Mojave River Valley Museum
Furnace Creek Lake
Millions of years prior to the actual sinking and widening of Death Valley and the existence of Lake Manly,
another lake covered a large portion of Death Valley including the area around Zabriskie Point. This ancient
lake was here approximately nine million years ago. During the several million years of the lake's existence,
sediments were collecting at the bottom in the form of saline muds, gravels from nearby mountains, and ashfalls
from the then active Black Mountain volcanic field. These sediments combined to form what we today call the
Furnace Creek formation. The climate along Furnace Creek Lake was dry but not nearly as dry as today's. Camels,

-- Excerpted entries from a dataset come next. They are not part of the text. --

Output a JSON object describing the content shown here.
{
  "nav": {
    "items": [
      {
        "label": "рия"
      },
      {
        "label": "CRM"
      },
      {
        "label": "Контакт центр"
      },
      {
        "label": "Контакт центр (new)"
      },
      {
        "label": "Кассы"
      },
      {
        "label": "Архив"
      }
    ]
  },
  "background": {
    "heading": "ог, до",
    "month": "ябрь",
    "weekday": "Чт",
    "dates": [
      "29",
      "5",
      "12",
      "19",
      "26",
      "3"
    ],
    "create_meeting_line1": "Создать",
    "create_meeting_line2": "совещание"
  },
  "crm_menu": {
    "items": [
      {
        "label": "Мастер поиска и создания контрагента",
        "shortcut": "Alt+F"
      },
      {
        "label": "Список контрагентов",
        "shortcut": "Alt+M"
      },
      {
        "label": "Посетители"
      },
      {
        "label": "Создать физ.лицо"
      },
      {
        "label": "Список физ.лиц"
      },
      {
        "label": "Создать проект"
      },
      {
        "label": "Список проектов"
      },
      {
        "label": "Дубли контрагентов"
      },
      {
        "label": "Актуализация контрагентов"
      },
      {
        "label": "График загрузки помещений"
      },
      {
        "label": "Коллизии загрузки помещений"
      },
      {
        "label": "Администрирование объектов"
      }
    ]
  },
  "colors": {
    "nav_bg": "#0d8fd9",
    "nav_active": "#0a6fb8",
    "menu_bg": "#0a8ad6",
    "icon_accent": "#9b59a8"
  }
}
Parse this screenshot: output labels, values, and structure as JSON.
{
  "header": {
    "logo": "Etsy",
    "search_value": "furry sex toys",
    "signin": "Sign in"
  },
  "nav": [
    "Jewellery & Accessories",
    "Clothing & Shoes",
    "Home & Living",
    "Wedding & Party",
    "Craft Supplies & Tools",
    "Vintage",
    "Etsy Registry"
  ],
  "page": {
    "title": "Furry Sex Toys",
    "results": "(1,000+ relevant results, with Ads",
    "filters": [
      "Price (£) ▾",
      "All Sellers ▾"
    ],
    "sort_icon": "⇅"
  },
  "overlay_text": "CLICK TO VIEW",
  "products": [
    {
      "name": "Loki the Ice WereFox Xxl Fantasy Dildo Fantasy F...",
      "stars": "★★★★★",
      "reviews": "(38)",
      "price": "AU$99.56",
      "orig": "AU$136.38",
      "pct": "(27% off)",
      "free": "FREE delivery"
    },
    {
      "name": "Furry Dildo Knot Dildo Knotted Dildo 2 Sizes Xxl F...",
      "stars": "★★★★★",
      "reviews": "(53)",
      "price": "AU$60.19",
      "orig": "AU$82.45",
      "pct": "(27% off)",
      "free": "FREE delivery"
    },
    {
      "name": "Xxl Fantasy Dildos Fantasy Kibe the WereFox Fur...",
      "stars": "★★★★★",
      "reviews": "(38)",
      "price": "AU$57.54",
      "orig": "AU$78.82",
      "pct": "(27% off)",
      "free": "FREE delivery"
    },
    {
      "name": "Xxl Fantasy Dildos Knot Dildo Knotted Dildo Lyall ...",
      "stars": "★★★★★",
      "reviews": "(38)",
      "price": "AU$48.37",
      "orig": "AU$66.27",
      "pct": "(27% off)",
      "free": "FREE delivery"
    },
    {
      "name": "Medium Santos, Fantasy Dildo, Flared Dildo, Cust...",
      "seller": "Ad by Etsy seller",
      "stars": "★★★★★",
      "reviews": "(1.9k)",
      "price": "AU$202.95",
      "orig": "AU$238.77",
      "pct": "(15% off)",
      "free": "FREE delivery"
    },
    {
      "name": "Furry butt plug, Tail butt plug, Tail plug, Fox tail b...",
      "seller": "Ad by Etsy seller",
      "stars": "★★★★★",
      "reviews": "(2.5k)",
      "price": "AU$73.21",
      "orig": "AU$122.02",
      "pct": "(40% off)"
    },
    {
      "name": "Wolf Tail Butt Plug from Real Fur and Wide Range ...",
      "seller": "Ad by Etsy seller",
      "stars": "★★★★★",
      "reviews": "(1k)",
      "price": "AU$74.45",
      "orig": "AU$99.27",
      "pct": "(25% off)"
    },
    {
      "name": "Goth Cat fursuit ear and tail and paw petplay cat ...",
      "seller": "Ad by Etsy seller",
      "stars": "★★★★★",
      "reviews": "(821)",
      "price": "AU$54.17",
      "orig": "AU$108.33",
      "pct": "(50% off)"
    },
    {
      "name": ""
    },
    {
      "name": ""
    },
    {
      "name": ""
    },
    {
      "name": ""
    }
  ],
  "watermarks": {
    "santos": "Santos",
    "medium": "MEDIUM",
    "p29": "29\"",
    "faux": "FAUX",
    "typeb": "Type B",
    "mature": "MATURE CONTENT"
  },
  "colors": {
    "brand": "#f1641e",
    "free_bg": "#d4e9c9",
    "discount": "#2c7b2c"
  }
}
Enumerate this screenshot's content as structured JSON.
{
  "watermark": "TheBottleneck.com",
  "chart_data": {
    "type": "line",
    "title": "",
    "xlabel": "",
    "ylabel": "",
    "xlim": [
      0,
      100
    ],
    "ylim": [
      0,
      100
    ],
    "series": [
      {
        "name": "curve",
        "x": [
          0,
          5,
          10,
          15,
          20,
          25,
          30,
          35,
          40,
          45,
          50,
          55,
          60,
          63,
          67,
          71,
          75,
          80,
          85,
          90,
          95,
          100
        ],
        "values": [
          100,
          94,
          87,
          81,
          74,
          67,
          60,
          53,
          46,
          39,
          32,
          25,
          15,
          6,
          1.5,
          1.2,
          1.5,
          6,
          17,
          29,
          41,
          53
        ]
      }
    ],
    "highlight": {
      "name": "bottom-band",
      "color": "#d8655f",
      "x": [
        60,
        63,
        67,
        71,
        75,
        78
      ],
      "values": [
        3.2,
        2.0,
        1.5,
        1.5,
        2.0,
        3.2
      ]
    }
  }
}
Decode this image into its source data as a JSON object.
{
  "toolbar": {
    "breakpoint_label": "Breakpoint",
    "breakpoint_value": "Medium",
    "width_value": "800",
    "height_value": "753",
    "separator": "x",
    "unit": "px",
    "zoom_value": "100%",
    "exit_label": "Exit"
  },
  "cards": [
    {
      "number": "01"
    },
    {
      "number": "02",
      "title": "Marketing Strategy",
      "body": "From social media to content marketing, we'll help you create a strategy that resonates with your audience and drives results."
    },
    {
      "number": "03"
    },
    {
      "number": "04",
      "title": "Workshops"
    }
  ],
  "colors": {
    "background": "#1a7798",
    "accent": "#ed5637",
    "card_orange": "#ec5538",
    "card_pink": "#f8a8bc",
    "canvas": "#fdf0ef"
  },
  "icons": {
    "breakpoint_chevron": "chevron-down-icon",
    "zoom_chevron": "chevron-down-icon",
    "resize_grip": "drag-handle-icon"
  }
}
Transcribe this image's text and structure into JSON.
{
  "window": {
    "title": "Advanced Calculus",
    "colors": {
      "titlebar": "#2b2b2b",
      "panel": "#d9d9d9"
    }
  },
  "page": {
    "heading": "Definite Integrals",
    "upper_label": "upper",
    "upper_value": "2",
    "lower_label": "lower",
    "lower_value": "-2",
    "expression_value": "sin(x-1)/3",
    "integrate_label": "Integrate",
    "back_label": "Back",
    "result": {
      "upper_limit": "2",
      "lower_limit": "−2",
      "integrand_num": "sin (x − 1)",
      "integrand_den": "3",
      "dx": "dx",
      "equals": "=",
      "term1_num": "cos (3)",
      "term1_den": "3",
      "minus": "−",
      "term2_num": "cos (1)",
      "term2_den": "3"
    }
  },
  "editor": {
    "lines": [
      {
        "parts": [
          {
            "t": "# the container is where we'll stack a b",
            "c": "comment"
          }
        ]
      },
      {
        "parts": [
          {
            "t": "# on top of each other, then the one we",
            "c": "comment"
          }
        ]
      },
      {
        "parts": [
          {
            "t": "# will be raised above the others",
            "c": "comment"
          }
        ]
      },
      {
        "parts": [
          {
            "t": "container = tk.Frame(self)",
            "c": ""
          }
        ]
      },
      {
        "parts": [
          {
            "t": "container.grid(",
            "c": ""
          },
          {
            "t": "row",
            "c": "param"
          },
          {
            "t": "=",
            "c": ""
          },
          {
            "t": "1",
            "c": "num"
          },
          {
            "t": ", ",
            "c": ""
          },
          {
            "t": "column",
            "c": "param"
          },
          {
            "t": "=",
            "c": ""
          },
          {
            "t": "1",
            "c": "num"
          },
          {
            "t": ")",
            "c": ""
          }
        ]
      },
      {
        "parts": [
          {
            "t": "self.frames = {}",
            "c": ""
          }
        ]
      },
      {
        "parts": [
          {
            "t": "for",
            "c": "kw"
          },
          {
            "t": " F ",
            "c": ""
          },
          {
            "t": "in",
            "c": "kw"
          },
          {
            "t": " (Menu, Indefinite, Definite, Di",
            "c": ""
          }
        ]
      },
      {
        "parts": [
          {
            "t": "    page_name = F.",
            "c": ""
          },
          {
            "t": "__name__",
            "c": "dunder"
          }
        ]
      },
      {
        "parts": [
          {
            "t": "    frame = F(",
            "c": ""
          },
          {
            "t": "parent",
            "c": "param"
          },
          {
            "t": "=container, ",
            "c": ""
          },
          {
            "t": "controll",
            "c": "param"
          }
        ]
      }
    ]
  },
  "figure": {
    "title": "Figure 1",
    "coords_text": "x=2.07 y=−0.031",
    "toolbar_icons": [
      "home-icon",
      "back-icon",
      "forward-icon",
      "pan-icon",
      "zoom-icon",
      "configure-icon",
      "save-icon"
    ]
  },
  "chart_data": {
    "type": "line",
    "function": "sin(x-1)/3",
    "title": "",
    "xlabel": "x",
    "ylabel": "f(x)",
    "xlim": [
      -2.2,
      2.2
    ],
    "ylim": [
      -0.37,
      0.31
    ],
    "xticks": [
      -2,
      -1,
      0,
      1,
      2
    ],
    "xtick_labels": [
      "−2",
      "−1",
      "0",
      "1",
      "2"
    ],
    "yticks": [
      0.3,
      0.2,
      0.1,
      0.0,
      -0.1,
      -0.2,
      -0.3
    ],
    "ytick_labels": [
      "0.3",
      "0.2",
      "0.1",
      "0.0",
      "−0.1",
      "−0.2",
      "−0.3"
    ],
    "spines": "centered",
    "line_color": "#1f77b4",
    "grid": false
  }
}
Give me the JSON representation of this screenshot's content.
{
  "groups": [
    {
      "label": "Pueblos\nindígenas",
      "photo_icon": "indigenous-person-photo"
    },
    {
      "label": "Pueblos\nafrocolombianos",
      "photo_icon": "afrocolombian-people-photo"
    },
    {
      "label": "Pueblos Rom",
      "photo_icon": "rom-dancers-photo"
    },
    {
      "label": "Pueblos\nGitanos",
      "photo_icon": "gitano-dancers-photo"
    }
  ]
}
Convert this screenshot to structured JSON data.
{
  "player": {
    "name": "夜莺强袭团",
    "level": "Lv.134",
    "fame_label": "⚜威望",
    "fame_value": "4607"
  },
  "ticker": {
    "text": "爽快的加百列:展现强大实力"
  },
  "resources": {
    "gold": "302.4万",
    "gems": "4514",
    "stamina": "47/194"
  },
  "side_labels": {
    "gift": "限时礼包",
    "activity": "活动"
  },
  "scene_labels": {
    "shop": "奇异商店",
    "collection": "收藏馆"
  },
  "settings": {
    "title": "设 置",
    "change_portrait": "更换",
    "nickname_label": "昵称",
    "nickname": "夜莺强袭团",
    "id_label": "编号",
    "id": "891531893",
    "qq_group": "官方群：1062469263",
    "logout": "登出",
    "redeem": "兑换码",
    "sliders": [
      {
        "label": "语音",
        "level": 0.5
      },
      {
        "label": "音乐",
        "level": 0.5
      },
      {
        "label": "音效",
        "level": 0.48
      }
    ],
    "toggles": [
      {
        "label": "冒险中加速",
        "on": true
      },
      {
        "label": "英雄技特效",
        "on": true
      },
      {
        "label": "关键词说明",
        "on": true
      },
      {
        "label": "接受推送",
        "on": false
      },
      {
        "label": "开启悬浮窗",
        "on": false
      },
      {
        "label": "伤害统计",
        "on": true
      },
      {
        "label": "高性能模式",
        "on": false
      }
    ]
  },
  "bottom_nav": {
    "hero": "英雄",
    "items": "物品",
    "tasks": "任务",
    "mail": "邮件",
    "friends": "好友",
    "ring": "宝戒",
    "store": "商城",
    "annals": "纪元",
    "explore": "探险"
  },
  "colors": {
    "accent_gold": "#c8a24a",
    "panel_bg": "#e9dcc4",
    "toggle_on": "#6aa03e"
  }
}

mastadons, horses, carnivores, and birds left tracks in the lakeshore muds along with fossilized grass and reeds.
Borates which made up a large degree of Death Valley's historical past were concentrated in the lakebeds from hot spring
waters and alteration of rhyolite in the nearby volcanic field. Weathering and alteration by thermal waters are
also responsible for the variety of colors represented here.
Regional mountains building to the west influenced the climate to become more and more arid, causing the lake to
dry up - creating a playa. Subsequent widening and sinking of Death Valley and the additional uplift of today's Black
Mountains tlted the area. This provided the necessary reflief to accomplish the erosion that produced the badlands we
see today. The dark-colored material capping the nearby badland ridges is lava from eruptions that occurred
three to five million years ago. This hard lava cap has retarded erosion in many places and possibly explains why
Manly Beacon, the high outcrop, is much higher than other portions of the badlands. Manly Beacon was named in honor
William L. Manly, who, along with John Rogers, guided members of the
out of Death Valley
during the gold rush of 1849.*
Christian Brevoort Zabriskie
"Being an active young man, one job was not enough to keep him occupied and he soon branched out into other ventures, one of which was a partnership with a local cabinetmaker to establish a mortuary. ..."
*Source - National Park Service
Click the photo to begin the slideshow
The colorful badlands of Golden Canyon provide incredible panoramic
sunrise and sunset vistas where the rich colors of the landscape
change every second.